Siderite Junction (or “Four Corners”) was the cross point of the main railway line to Hawk Junction with the sideline which ran into the Sir James Open Pit Mine. Constructed in 1958 this railway bed was in operation until shortly after the mine shut down in 1967. The abandoned railway beds now make for a reliable and scenic access road for berry pickers, cyclists and snowmachines alike.
Access to Wawa’s famous blueberry patch from the west carries berry pickers across the Steephill Falls Dam operated by Brookfield Renewable Power Inc. For those who are observant, you can still see the remains of the first hydro-electric generating station built on the Magpie River in 1913 to supply power to the Magpie Mine 20 kms north. This flat-slab buttress dam was abandoned in 1927 but remains as one of the only examples of early hydro dam construction of this design in Canada. In 1978 it was used as a Hollywoodbackdrop for the movie Rituals starring Hal Holbrook.
In 2002 the Magpie River Terraces Conservation Reserve was created along the Magpie to recognize and protect a series of some of the best preserved lake and river terraces found along the Lake Superiorshoreline. These unique geological formations were created by the dropping lake levels in the Lake Superior Basinafter the recession of the Wisconsin Glacier 10,000 years ago.

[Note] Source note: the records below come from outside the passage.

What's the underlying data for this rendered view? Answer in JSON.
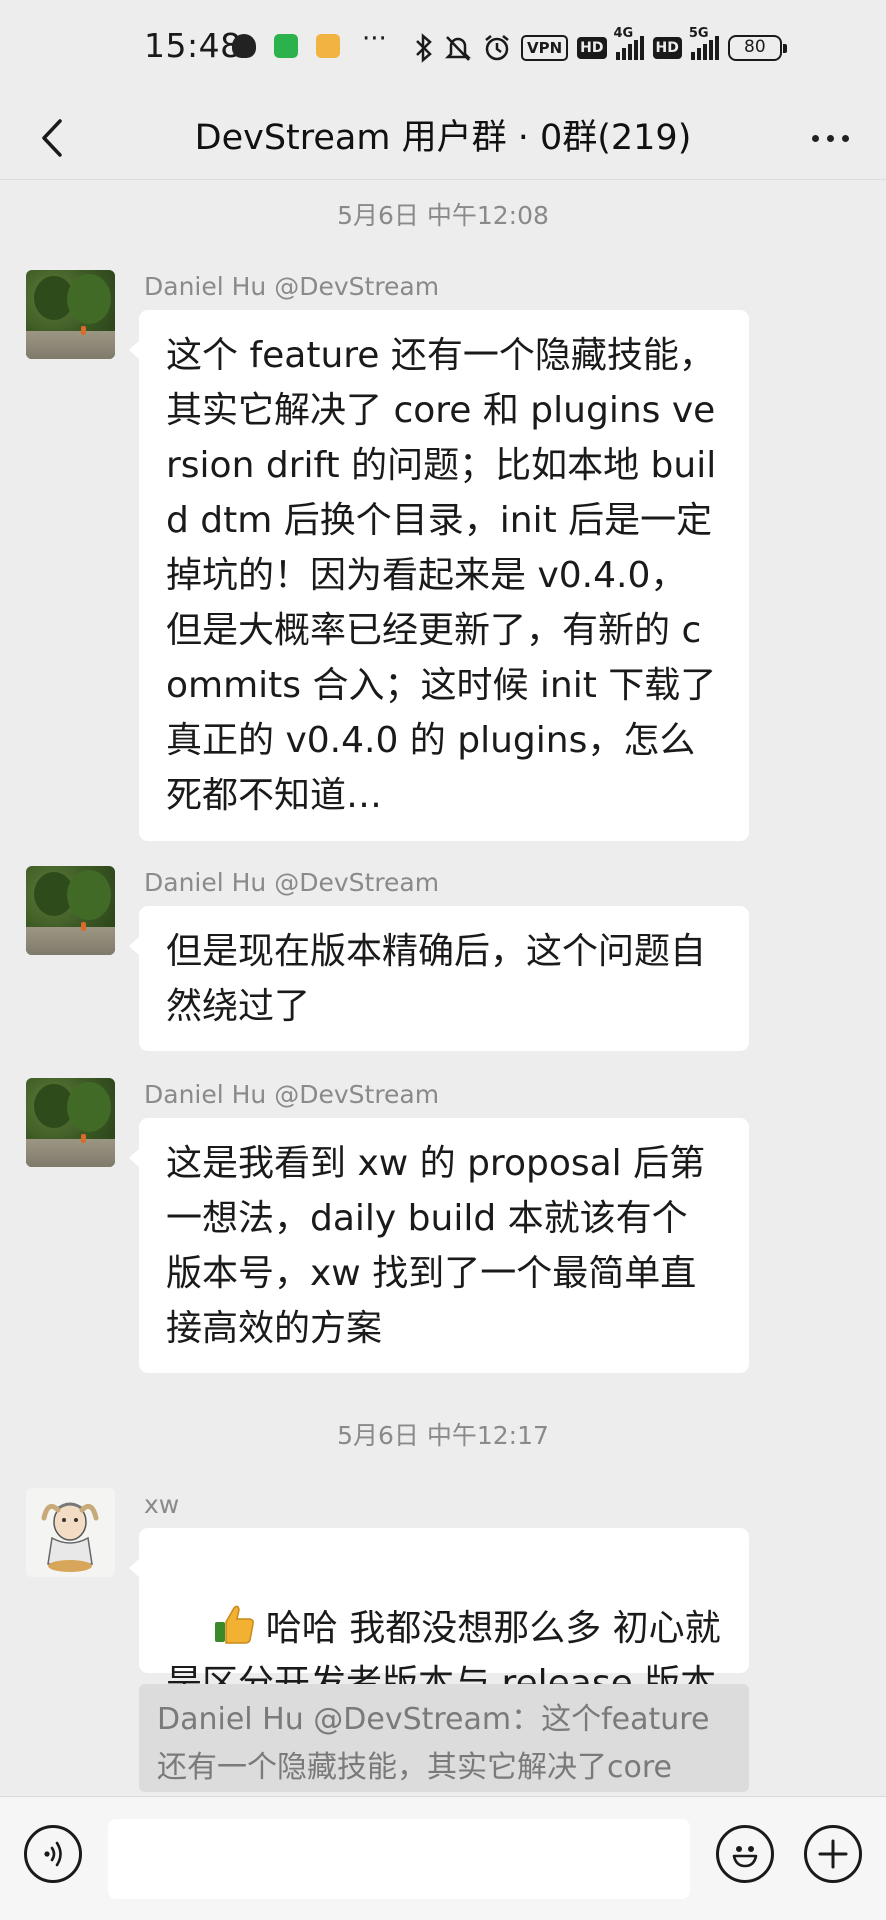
{
  "status_bar": {
    "time": "15:48",
    "vpn_label": "VPN",
    "hd_label_1": "HD",
    "network_1": "4G",
    "hd_label_2": "HD",
    "network_2": "5G",
    "battery": "80",
    "overflow": "···"
  },
  "nav": {
    "title": "DevStream 用户群 · 0群(219)"
  },
  "timestamps": [
    "5月6日 中午12:08",
    "5月6日 中午12:17"
  ],
  "messages": [
    {
      "sender": "Daniel Hu @DevStream",
      "text": "这个 feature 还有一个隐藏技能，其实它解决了 core 和 plugins version drift 的问题；比如本地 build dtm 后换个目录，init 后是一定掉坑的！因为看起来是 v0.4.0，但是大概率已经更新了，有新的 commits 合入；这时候 init 下载了真正的 v0.4.0 的 plugins，怎么死都不知道…"
    },
    {
      "sender": "Daniel Hu @DevStream",
      "text": "但是现在版本精确后，这个问题自然绕过了"
    },
    {
      "sender": "Daniel Hu @DevStream",
      "text": "这是我看到 xw 的 proposal 后第一想法，daily build 本就该有个版本号，xw 找到了一个最简单直接高效的方案"
    },
    {
      "sender": "xw",
      "emoji": "thumbs-up",
      "text": "哈哈 我都没想那么多 初心就是区分开发者版本与 release 版本",
      "quote": "Daniel Hu @DevStream：这个feature还有一个隐藏技能，其实它解决了core 和..."
    }
  ],
  "colors": {
    "background": "#ededed",
    "bubble": "#ffffff",
    "quote": "#dcdcdc",
    "secondary_text": "#8a8a8a"
  }
}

Whether you call it the blueberry patch, the fume kill, the treeless zone, or the Magpie River Terraces Conservation Reservation, everybody knows that Wawa’s “secret”blueberry picking grounds are a unique asset to the rich natural and cultural heritage of the Northern Algoma region.